RACHELLE AKUFFO: And one thing that you focus on is an inclusive digital economy. What does that mean now in 2023? Especially when you factor in things like AI and how that’s really making sort of a borderless economy when it comes to being inclusive.

SHAMINA SINGH: Yeah, I mean, you know, Rachelle, in some respects, digitization, and digitalization for small business owners, it really has to be table stakes. And so, again, before the pandemic, we saw really good adoption of digital processes.

During the pandemic, I think it became quite clear that if you weren’t able to digitize if you weren’t able to operate in a way that allowed you to meet your customers, sometimes remotely, to offer remote payments in a safe and secure environment, you were going to have a really tough time surviving the pandemic. And we’ve seen that knock-on effect even today that the minimum is digitization of processes and resources. And that’s, actually, one of our — the cornerstones of our strive program globally.

We have a strive, small business signature initiative, where we focus on getting capital that we talked about earlier. Going digital, which is table stakes now, but really making sure that we adapt to the new technologies. And growing your networks and know-how. So we have to think of three parts of the stool to support all small businesses but look at them intricately and differently to make sure that we’re adapting to the needs of women small business owners.

RACHELLE AKUFFO: And so when you look at some things like recession fears that are coming up, sort of another potential shake up for some of these small businesses that maybe would like to hire but aren’t able to find people. And would like more funding but perhaps aren’t able to get it. How are you preparing them in terms of the resources available that they can use?

SHAMINA SINGH: Well, I’d love for any small business owner and for any organization that works with small businesses to really make sure that in the United States, they’re working with CDFIs. And those are Community Development Finance Institutions that are mission led and very close to the small business community. In the sense that sometimes they act as a bridge between banks and the small business owners.

So that if you are in an environment where you need that extra help, you need the time and attention it takes to get that first loan, the CDFI community, the CDFI space in the United States, and the microfinance institution community outside of the United States are really great places to go.
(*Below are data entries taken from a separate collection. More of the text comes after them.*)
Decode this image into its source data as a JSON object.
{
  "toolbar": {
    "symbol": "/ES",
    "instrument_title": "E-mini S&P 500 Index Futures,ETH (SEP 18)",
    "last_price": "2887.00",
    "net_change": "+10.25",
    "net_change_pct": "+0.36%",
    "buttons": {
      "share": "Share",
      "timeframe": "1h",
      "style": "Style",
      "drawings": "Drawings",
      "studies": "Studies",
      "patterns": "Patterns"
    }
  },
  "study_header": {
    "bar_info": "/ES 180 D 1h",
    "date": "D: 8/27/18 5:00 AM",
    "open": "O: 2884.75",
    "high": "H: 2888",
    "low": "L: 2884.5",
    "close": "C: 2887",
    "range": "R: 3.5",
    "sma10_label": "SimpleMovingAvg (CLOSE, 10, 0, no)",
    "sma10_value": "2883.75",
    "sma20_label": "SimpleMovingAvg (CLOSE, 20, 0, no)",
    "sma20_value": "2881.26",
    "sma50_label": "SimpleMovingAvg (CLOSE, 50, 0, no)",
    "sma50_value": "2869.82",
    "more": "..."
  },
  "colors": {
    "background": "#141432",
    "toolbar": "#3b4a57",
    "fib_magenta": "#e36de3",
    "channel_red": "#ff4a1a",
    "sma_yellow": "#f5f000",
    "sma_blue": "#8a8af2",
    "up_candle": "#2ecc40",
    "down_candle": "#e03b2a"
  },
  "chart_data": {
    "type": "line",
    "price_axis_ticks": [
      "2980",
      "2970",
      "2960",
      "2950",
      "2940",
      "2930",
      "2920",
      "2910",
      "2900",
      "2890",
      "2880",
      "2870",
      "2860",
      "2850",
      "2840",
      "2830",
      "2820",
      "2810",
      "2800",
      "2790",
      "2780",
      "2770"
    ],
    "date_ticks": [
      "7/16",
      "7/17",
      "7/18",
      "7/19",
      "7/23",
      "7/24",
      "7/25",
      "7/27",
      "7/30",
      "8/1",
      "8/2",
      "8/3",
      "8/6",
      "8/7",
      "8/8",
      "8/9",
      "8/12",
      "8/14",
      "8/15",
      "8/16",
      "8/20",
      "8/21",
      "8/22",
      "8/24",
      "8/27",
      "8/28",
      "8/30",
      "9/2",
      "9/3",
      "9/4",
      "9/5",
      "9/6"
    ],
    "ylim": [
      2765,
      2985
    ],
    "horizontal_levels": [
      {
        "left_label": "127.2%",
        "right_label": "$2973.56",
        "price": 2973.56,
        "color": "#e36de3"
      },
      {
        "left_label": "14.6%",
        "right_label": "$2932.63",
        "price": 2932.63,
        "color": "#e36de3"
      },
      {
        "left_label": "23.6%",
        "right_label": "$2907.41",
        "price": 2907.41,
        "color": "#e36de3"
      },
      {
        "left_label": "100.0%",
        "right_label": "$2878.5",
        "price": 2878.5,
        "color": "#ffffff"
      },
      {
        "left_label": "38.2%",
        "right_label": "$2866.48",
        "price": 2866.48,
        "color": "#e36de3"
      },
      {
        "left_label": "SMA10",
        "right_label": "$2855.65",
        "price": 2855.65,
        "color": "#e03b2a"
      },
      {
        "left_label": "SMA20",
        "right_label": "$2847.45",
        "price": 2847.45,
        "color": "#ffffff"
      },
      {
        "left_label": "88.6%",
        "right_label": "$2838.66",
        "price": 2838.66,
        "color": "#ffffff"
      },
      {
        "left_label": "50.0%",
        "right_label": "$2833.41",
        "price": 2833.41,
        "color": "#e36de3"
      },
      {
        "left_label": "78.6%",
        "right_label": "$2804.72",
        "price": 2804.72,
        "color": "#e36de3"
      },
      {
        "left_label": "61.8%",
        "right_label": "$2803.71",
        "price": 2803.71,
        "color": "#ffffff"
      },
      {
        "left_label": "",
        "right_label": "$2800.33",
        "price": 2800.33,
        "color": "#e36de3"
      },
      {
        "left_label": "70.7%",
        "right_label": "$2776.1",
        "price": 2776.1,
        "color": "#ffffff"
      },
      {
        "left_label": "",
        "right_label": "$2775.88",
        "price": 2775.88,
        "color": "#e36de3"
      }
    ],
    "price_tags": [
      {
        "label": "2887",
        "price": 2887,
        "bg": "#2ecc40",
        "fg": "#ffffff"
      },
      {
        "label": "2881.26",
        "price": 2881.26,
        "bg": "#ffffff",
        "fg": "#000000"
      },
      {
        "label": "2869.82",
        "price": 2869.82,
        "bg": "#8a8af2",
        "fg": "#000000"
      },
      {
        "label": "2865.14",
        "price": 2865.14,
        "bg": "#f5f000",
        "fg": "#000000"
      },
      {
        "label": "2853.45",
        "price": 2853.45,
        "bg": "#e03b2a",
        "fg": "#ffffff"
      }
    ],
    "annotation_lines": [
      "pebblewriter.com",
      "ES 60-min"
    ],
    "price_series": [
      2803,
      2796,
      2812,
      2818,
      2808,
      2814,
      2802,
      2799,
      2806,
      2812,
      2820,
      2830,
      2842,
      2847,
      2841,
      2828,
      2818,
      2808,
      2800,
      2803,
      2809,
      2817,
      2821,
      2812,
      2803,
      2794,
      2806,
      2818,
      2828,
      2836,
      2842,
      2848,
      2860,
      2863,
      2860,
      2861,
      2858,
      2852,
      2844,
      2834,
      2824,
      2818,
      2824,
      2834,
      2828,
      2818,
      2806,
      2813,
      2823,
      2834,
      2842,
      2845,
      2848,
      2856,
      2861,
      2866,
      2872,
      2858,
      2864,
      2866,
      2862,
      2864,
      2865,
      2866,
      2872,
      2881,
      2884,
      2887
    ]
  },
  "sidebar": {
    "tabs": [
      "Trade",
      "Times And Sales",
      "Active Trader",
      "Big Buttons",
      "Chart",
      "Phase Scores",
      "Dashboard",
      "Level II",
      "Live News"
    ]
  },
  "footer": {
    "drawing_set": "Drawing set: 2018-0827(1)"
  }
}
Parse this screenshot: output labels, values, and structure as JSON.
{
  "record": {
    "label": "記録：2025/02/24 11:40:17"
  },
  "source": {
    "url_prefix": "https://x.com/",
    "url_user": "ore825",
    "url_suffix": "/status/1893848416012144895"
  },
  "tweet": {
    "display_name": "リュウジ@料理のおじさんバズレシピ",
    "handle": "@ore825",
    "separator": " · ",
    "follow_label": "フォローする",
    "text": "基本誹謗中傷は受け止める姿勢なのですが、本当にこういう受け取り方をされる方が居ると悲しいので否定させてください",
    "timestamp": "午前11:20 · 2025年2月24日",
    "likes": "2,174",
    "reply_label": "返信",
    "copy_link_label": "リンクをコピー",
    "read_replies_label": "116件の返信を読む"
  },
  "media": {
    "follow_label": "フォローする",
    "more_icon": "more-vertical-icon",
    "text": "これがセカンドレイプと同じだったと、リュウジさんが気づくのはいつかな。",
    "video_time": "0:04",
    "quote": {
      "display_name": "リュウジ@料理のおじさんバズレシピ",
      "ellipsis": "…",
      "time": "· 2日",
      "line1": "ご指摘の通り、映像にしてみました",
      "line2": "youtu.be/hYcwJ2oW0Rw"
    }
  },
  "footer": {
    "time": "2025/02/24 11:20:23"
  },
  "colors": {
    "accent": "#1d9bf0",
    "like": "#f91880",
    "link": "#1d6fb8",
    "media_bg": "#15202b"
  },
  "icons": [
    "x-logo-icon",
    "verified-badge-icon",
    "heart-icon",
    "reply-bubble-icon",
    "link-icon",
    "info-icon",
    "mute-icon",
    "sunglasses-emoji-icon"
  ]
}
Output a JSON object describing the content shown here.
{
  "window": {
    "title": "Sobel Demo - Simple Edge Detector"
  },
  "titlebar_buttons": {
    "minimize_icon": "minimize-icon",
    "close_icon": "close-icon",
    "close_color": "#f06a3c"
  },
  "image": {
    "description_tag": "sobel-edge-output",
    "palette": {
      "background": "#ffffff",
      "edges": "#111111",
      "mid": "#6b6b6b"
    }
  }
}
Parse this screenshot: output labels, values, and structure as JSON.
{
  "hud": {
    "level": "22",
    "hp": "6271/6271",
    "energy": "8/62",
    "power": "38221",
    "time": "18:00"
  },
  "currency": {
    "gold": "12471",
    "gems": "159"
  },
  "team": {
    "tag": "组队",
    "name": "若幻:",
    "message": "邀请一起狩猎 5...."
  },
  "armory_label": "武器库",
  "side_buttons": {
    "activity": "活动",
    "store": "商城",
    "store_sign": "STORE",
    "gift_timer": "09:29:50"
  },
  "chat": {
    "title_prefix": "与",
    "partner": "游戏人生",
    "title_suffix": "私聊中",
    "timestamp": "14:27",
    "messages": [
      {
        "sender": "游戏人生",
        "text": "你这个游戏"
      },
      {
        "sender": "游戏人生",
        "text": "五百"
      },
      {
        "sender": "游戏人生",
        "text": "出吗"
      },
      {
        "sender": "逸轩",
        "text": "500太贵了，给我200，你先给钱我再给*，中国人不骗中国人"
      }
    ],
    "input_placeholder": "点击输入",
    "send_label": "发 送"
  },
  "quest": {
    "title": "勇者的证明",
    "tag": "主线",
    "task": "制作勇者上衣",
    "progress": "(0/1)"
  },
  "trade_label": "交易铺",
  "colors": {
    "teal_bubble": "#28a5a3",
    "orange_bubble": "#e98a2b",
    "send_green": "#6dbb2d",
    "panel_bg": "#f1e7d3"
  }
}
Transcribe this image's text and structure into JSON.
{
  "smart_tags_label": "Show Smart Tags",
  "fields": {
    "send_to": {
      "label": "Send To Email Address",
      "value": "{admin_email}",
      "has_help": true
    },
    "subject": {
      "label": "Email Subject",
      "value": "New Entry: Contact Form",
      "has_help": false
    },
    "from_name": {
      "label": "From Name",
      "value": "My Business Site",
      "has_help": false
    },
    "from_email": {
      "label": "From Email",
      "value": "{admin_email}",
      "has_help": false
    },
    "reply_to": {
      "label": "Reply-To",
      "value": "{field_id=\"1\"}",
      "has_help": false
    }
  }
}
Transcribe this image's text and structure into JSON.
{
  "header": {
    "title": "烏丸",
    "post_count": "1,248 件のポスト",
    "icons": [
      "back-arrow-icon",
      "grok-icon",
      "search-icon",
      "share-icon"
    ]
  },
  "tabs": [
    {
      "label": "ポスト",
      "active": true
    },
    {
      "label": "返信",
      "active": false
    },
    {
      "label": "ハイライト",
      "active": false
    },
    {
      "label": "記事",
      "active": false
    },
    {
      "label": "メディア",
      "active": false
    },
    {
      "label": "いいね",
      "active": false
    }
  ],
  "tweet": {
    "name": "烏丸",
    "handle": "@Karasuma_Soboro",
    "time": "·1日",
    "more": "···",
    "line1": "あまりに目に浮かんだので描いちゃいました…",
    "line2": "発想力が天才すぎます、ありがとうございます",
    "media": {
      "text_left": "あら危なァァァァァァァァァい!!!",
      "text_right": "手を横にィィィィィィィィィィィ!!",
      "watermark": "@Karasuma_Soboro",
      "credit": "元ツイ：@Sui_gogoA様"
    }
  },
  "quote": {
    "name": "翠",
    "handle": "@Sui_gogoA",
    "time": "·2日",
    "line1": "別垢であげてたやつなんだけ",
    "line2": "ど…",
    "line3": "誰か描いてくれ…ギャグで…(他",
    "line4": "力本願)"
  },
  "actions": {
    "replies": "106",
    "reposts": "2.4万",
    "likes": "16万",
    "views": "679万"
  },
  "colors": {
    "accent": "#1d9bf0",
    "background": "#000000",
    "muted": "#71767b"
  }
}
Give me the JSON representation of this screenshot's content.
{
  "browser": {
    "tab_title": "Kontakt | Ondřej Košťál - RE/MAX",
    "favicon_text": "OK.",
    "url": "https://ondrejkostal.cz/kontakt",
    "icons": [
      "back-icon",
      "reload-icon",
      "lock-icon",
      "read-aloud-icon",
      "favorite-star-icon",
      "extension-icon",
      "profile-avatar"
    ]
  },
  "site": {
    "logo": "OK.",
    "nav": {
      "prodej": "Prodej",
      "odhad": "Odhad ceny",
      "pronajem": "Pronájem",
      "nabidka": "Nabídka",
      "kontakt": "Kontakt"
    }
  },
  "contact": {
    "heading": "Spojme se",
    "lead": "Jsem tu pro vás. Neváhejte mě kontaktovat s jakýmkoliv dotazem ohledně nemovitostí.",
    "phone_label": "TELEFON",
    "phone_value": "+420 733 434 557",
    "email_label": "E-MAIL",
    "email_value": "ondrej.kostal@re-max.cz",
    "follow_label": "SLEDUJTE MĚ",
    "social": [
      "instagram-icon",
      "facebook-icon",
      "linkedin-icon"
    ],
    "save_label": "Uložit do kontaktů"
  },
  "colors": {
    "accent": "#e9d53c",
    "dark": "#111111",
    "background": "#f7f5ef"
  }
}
I’ll just give you an example. In the United States, we work with Grameen America. We also work with the Community Reinvestment Fund. We work with Momentus Capital.

When we work with those organizations, and I would encourage you to look at those organizations, they ensure that not only are they providing the training and the wraparound support and services and the accountability but also access to the capital that the small business owner needs. So especially for women, I would definitely advise you to have a look at Grameen America if you’re in the United States and make sure that you connect with the fabulous work that they’re doing.

RACHELLE AKUFFO: Well, I do appreciate you especially laying out the resources because sometimes a lot of people just really don’t know where to start and where to find them. Thank you so much, and congratulations on that milestone there. Shamina Singh, Mastercard Center for inclusive growth president. Thank you for joining us this morning.

SHAMINA SINGH: thank you